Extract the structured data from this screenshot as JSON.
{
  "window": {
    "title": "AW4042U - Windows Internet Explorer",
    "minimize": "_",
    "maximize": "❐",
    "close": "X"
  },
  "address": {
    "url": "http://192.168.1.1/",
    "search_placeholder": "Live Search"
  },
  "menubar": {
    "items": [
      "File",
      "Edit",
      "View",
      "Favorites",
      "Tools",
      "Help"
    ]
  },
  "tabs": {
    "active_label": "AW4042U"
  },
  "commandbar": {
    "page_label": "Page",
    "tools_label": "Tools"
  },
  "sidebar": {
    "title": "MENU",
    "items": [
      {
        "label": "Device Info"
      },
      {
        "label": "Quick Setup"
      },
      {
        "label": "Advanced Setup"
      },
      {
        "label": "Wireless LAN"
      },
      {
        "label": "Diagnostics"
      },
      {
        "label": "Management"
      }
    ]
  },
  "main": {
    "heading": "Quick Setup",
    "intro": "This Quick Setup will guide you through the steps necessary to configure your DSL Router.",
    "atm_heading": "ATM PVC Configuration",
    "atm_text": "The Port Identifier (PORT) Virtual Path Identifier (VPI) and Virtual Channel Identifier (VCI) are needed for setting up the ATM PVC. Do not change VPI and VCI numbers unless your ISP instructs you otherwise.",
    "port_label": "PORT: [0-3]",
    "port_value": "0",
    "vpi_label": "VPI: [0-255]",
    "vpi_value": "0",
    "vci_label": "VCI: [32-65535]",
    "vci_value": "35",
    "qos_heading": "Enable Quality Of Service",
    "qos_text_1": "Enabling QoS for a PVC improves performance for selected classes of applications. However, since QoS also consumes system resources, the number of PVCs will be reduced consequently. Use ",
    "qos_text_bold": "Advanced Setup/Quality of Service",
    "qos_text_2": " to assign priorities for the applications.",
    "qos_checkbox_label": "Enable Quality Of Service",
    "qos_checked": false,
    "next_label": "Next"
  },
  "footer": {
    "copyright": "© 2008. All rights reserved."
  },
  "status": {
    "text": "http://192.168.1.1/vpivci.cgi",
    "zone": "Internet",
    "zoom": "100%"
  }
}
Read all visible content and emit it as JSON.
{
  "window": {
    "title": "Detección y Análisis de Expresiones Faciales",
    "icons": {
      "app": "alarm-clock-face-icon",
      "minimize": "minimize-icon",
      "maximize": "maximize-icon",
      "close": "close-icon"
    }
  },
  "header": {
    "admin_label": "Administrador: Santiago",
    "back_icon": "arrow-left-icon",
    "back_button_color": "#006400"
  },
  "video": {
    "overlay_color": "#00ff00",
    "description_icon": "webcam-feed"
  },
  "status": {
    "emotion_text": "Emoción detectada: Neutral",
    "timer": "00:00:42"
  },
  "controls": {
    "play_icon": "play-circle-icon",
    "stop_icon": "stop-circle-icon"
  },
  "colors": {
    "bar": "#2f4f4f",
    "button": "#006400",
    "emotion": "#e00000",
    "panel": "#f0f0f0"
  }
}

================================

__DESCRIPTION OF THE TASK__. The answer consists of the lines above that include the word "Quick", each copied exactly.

__ANSWER FOR THE TASK__.
        "label": "Quick Setup"
    "heading": "Quick Setup",
    "intro": "This Quick Setup will guide you through the steps necessary to configure your DSL Router.",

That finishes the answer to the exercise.